as when Thou left'st at thy departure.] I suspect that we should read here, as whom thou left'st; I have not ventured to change any thing; though the expression would be in the author's manner.
I will not say,
Men. Yes, I know it,
Amet. Pray give leave-,
Soph. Noble lord!
[Exeunt all but AMETHUS and MENAPHON. Amet. Give me thy hand.
Men. 'Tis pieced to mine.
Amet. Yes, 'tis; as firmly as that holy thing Call’d friendship can unite it. Menaphon, My Menaphon! now all the goodly blessings, That can create a heaven on earth, dwell with thee!
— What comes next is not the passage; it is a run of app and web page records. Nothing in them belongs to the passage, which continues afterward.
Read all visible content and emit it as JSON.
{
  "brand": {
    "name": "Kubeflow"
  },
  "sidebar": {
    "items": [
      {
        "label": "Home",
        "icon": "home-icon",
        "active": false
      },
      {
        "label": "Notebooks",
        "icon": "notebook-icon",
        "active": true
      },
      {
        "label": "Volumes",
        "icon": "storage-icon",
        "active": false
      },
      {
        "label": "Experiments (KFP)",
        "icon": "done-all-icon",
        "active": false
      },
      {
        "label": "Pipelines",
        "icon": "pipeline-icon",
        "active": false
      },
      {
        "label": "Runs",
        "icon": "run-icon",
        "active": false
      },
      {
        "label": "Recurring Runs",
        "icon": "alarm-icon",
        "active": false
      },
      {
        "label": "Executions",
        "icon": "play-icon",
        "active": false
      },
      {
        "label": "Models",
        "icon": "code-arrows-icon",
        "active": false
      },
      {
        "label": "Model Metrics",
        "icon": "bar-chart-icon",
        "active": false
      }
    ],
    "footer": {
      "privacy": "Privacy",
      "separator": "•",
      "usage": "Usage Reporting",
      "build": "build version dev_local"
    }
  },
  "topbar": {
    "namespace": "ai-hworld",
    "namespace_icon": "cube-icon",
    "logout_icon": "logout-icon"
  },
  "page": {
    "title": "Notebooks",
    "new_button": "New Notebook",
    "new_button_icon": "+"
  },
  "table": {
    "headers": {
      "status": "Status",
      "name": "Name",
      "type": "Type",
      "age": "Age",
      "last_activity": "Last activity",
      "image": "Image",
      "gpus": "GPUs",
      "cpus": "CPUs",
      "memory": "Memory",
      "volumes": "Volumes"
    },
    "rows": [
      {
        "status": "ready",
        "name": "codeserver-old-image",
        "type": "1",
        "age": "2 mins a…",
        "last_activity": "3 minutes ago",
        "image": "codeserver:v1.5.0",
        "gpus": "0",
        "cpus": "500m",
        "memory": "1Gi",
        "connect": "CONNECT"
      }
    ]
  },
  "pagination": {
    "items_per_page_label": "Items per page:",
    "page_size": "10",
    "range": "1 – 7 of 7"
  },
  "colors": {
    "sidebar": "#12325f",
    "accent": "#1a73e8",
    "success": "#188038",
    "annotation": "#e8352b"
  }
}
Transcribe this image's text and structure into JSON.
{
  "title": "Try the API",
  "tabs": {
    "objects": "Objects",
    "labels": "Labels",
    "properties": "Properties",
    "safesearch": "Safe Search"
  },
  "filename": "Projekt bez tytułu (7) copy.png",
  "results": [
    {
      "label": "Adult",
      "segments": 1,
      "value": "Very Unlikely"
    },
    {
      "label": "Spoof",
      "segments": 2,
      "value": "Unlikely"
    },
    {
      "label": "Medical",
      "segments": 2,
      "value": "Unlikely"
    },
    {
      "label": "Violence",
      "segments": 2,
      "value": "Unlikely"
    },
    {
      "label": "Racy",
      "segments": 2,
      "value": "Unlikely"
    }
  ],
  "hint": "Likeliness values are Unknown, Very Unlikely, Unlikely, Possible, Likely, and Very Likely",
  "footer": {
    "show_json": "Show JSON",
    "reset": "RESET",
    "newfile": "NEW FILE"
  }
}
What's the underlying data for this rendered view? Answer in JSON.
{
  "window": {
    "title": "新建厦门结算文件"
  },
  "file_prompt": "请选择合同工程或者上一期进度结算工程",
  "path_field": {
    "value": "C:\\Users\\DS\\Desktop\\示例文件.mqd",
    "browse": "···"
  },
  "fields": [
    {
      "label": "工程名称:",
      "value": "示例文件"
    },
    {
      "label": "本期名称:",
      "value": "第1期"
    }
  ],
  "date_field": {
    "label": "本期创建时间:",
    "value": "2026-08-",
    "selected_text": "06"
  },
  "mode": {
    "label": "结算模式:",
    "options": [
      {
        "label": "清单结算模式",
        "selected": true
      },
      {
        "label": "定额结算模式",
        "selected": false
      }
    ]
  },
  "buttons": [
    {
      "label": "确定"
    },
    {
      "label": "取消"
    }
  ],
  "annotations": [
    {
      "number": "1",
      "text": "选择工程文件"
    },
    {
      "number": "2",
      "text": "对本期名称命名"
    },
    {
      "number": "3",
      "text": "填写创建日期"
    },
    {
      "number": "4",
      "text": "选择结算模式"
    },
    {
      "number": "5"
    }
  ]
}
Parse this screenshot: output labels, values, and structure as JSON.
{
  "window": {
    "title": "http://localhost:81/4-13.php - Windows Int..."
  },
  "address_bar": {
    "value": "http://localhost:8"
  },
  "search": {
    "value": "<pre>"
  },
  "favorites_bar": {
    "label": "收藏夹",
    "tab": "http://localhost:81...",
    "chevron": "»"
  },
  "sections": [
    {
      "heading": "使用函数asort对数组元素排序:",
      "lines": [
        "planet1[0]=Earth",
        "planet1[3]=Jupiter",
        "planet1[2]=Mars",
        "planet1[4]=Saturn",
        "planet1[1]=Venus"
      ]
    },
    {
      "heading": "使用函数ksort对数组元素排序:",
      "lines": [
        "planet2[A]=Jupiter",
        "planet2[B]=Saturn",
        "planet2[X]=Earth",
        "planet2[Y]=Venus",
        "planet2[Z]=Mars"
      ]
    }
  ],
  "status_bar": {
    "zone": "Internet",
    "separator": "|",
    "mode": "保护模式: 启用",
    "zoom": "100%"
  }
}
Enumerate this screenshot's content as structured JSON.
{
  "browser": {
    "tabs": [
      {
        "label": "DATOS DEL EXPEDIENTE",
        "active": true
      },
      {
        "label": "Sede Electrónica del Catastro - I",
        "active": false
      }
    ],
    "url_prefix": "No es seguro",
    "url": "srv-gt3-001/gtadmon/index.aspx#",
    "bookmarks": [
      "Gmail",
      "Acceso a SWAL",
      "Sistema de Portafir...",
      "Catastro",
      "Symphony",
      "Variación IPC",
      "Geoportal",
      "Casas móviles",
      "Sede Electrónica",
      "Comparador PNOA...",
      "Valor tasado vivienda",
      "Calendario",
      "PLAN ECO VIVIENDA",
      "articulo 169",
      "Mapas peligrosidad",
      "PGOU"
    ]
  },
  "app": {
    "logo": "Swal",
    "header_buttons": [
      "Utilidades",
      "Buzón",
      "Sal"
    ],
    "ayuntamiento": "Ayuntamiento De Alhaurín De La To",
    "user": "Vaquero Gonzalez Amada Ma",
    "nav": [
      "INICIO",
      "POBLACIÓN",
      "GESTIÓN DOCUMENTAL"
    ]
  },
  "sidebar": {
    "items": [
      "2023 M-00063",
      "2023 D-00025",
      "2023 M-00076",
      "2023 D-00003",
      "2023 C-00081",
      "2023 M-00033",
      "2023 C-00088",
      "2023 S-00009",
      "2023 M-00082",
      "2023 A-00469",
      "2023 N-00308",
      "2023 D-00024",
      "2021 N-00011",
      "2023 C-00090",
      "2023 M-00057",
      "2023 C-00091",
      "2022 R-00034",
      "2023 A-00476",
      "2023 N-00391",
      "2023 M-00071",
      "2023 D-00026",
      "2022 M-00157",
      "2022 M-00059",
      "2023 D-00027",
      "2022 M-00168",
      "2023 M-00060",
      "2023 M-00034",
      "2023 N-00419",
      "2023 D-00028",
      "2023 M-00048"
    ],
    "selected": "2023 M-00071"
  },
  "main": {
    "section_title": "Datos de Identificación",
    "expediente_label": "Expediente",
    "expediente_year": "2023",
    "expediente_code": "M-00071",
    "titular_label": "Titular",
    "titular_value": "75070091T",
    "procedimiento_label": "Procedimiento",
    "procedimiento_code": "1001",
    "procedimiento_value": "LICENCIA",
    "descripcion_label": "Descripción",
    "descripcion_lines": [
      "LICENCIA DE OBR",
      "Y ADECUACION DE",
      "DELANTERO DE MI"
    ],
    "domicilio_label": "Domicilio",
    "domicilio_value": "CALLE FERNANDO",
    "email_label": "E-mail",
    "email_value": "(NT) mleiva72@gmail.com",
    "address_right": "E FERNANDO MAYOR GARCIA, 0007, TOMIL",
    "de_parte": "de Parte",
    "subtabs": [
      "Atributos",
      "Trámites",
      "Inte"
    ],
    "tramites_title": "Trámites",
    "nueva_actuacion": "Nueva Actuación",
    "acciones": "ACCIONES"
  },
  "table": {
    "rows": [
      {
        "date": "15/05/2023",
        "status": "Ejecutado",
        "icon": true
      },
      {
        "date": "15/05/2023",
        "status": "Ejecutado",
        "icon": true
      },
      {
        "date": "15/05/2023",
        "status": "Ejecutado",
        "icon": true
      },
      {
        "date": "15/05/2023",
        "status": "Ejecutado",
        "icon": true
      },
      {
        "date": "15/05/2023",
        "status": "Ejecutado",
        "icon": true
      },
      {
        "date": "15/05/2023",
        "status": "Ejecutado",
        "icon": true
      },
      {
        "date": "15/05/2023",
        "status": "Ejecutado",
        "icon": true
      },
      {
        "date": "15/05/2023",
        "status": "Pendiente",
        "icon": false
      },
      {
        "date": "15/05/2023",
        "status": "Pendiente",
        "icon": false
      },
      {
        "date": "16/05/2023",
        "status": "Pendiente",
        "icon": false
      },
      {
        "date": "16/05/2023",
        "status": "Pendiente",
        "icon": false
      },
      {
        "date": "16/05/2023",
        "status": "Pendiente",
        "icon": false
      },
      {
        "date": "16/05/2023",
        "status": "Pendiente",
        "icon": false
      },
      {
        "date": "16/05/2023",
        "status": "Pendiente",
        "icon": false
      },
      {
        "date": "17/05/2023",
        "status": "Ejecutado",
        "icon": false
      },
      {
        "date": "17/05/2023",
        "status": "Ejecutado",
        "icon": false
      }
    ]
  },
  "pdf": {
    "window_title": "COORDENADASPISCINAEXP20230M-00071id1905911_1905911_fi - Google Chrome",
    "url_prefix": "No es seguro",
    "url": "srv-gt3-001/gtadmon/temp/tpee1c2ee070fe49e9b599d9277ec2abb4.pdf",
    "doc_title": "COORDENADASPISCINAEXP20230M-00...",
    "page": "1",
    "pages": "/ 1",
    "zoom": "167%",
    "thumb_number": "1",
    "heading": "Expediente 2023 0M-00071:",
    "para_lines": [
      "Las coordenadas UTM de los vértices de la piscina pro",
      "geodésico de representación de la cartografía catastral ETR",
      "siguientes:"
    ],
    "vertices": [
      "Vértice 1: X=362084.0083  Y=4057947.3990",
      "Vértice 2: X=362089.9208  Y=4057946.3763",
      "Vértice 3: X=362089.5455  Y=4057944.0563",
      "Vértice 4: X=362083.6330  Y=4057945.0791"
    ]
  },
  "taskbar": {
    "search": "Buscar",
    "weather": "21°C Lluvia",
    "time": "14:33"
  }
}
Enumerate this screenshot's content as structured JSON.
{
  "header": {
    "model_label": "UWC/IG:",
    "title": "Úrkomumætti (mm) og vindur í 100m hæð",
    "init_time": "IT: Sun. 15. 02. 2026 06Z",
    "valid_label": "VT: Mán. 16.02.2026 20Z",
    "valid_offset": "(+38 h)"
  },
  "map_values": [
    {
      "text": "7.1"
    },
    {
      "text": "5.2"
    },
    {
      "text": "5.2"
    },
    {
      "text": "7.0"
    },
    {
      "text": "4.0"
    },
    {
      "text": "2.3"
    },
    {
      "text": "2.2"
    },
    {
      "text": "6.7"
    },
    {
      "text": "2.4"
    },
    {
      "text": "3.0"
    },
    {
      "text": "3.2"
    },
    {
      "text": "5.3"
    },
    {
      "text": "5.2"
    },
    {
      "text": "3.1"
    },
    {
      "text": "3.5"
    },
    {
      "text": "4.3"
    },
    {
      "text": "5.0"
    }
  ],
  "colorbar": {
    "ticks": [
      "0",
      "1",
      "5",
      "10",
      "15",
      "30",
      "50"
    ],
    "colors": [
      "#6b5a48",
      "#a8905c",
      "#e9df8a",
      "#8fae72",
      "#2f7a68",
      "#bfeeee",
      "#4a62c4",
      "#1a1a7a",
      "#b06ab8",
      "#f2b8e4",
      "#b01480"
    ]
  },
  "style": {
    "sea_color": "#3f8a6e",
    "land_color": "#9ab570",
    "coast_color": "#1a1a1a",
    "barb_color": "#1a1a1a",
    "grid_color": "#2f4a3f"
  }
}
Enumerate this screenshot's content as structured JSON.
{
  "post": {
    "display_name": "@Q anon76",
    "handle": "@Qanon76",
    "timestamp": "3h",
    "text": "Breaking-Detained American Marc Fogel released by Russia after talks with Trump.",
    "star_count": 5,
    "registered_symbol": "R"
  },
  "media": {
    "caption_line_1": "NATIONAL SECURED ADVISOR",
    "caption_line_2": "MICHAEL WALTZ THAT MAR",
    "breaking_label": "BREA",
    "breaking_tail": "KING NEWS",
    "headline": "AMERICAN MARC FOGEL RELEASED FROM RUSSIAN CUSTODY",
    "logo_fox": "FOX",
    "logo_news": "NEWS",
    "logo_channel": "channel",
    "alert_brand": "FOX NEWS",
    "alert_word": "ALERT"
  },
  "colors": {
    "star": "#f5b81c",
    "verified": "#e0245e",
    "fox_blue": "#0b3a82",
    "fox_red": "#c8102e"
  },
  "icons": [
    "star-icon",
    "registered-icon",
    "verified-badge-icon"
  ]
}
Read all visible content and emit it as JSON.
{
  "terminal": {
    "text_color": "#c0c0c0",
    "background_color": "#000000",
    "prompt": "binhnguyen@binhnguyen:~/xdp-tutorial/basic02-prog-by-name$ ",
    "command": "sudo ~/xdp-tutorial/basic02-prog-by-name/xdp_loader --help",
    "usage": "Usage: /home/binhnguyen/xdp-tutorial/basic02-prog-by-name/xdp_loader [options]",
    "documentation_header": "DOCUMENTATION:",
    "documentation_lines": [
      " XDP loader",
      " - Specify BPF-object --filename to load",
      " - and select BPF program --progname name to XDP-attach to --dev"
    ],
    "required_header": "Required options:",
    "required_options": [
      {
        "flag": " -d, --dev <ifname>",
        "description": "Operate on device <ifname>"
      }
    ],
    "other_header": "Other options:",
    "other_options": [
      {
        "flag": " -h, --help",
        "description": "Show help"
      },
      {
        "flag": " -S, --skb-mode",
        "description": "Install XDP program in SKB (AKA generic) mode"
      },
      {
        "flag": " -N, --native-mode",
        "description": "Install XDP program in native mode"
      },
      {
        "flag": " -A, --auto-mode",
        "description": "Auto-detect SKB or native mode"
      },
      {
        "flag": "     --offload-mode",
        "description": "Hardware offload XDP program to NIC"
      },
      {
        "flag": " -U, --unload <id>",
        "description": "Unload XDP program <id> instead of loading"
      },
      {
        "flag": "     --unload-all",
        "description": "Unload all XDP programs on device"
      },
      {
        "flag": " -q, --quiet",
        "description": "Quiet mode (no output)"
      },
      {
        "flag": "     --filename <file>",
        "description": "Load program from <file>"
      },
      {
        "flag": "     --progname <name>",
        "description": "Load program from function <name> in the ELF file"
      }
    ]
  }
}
Twelve months we have been sundered; but
henceforth We never more will part, till that sad hour, In which death leaves the one of us behind, To see the other's funerals performed. Let's now a while be free.-How have thy travels Disburthen'd thee abroad of discontents? Men. Such cure as sick men find in changing
beds, 1 found in change of airs; the fancy flatter'd
My hopes with ease, as their's do; but the grief
Amet. Such is n.y case at home.
Men. Thamasta, my great mistress,
Amet. Not any, Menaphon. Her bosom yet
Men. Does the court Wear the old looks too?
Amet. If thou mean'st the prince, It does. He's the same melancholy man, He was at’s father's death; sometimes speaks sense,
• Confirm’d affection on, &c.] So the quarto reads, but, I suspect, erroneously. Perhaps the author's word was conferr'd.
3 Lest thou might'st think I fawn'd on [thee]-a sin.] This is the best conjecture which I can form of the speaker's meaning, The old copy reads
Lest thou might'st think I fawn'd upox a sin
Friendship was never guilty of. I once conjectured
Lest thou might'st think I'd fallen upon a sinbut I prefer the first.
But seldom mirth; will smile, but seldom laugh;
Men. Why should such as I am, Groan under the light burthens of small sorrows, Whenas a prince, so potent, cannot shun Motions of passion? To be man, my lord, Is to be but the exercise of cares In several shapes; as miseries do grow, They alter as men's forms; but how none know.
Amet. This little isle of Cyprus sure abounds In greater wonders, both for change and fortune, Than any you have seen abroad.
Men. Than any I have observed abroad! all countries else To a free eye and mind yield something rare; And I, for my part, have brought home one jewel Of admirable virtue.
Amet. Jewel, Menaphon?
Men. A jewel, my Amethus, a fair youth;
Amet. Prithee do.